> Task to complete: When a line in the entries below contains "Inspection", tally it; give the tally with nothing added.

> Information:

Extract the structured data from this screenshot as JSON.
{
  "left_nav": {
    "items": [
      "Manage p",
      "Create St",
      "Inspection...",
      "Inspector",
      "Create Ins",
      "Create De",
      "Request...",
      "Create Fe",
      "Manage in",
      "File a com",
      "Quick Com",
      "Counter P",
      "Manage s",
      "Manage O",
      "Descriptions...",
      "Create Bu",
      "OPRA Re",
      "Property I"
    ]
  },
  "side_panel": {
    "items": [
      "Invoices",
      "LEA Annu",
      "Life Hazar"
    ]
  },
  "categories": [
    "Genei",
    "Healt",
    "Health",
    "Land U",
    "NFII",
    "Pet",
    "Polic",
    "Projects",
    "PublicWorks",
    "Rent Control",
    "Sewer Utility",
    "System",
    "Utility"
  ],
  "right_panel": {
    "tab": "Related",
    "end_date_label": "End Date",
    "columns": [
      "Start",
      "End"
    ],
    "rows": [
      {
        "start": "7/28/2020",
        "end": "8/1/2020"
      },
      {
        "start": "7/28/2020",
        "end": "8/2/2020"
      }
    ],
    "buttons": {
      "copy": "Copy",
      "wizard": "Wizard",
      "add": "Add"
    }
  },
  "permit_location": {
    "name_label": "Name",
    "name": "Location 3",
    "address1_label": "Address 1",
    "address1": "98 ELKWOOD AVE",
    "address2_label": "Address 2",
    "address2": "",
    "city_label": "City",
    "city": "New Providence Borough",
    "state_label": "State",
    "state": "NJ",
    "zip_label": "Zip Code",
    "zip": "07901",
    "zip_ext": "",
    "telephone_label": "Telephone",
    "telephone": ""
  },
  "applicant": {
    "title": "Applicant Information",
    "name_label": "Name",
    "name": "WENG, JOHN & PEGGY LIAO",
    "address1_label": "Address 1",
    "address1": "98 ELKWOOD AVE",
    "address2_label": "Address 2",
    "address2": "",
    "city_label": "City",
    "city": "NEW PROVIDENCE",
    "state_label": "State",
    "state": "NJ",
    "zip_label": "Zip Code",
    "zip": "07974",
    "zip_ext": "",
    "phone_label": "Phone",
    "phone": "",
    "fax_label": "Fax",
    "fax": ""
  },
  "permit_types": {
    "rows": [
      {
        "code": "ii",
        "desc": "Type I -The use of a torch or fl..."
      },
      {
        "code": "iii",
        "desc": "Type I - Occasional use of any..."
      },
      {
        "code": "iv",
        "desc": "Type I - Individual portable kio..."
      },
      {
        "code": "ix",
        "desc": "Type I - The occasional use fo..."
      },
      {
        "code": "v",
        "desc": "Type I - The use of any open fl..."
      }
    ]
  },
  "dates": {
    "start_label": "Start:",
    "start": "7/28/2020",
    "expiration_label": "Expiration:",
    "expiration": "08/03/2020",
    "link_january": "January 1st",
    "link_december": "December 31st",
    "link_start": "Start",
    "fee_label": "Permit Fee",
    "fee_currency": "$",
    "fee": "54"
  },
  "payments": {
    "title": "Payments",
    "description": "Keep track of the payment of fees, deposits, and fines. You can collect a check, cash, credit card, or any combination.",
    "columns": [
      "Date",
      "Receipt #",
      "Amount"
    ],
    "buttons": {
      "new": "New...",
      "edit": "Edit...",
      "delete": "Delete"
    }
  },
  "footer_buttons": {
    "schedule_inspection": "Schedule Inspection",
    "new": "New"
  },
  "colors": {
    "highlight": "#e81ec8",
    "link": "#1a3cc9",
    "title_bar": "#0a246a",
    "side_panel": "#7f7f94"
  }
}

> Expected output: 2